I have seen the freshness and the squeaky-clean sense that you get after a rain. Rains clean everything. They affect your thoughts, if you are in the rain. I have had, many opportunities to be in a dry place with large windows and a very comfortable chair. Those (very few) instances where I did not need to get somewhere in the same dry state as when I started, when it was pouring outside.
When rain doesn’t touch me, it does not wash-out anything. It brings back a-small-smile-on-your-face memories. And that dry place that you are in, with a glass of chai that reminds you of Anna (and his well-oiled moustache) and reminds you of Abhijit who can never laugh with his eyes open. Or the glass of Old Monk and Thums-up stirred with your ring-finger, that reminds you of Mahesh’s theory of how love really happens. That place and time is my happiest place and time on the face of this warm and parched earth.
It is not nostalgia. Oh, hardly.
It is not raking in the past like cleaning up the dry leaves orphaned on the ground. It is not a time-traveler’s wish. It is not the pangs of wanting to get back to those times. Neither is it the craving for a carefree life. It definitely is not a judgement on living a life of responsibilities.
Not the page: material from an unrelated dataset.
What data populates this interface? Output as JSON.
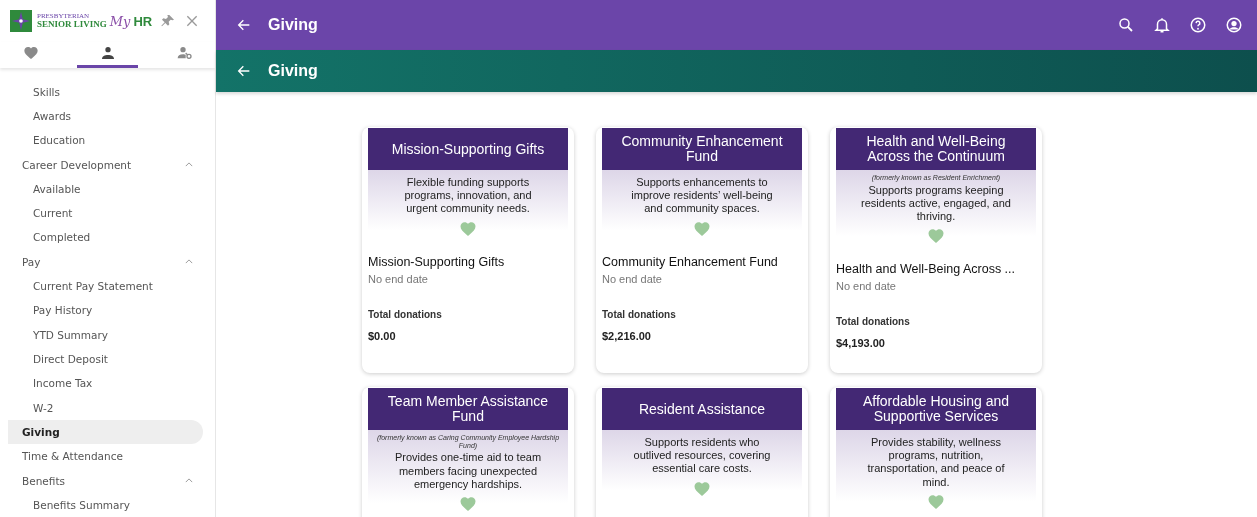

It is an acknowledgement of how beautiful a life we have led. This life, not any other.
It is proof of life.